(SOURCE MATERIAL begins)

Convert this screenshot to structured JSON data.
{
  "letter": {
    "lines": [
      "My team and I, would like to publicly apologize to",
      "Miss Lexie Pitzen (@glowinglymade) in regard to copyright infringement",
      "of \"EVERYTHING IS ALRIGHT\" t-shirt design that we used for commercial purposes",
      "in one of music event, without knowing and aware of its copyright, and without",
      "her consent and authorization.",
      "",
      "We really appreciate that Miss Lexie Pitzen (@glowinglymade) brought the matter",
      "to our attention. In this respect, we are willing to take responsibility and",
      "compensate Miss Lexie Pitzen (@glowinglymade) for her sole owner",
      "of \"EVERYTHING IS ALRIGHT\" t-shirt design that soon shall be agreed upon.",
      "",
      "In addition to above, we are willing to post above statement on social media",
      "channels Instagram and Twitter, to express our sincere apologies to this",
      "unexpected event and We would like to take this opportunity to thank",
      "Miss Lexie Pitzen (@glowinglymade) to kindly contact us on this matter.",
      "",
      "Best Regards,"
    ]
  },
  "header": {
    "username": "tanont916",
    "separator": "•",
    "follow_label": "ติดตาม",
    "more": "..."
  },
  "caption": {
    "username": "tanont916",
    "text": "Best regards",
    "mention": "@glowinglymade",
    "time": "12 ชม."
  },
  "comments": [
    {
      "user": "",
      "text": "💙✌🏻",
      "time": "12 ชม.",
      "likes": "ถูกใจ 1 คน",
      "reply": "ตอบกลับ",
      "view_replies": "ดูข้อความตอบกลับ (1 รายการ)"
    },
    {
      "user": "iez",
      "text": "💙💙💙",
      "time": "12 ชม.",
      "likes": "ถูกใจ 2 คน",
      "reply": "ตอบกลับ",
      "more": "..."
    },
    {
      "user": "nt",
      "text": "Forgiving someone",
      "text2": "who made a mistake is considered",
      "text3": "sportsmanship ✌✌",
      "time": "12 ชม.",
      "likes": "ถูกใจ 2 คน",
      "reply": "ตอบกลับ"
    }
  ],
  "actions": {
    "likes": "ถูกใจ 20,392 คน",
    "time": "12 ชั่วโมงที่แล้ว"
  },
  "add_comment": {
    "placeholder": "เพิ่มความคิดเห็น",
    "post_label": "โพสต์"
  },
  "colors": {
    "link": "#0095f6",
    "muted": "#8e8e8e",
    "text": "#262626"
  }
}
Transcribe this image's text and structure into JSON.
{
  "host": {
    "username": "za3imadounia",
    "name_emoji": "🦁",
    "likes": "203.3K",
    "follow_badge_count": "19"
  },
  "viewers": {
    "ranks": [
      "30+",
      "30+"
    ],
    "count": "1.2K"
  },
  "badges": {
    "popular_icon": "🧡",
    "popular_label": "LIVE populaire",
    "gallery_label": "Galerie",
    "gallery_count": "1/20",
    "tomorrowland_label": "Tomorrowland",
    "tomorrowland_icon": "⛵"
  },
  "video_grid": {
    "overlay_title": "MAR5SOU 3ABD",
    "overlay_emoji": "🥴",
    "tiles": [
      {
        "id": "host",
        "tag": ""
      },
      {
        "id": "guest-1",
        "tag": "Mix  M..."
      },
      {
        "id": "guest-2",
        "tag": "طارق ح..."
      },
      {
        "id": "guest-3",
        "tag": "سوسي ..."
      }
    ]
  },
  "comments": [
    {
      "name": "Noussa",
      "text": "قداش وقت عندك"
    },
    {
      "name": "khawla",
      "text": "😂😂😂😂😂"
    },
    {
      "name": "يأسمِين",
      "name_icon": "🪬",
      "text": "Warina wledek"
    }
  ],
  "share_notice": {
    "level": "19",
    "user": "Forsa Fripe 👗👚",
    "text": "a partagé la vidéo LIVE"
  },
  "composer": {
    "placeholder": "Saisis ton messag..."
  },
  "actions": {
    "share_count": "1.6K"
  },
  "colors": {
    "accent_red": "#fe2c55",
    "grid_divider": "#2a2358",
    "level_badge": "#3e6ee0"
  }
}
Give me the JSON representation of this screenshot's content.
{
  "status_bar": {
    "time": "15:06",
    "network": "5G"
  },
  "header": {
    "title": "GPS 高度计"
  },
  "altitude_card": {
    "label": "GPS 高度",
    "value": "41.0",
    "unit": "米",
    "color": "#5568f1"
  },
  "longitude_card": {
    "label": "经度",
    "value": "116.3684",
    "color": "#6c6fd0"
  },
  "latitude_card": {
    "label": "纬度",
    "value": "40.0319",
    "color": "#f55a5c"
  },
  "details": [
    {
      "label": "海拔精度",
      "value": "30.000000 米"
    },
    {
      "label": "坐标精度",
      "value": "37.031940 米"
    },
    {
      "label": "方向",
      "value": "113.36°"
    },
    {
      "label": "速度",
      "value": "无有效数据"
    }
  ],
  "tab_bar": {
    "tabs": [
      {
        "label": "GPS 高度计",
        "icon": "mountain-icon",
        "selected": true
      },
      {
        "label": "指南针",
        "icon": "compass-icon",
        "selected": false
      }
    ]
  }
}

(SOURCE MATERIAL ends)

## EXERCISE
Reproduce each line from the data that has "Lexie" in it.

## RESULT FOR THIS EXERCISE
      "Miss Lexie Pitzen (@glowinglymade) in regard to copyright infringement",
      "We really appreciate that Miss Lexie Pitzen (@glowinglymade) brought the matter",
      "compensate Miss Lexie Pitzen (@glowinglymade) for her sole owner",
      "Miss Lexie Pitzen (@glowinglymade) to kindly contact us on this matter.",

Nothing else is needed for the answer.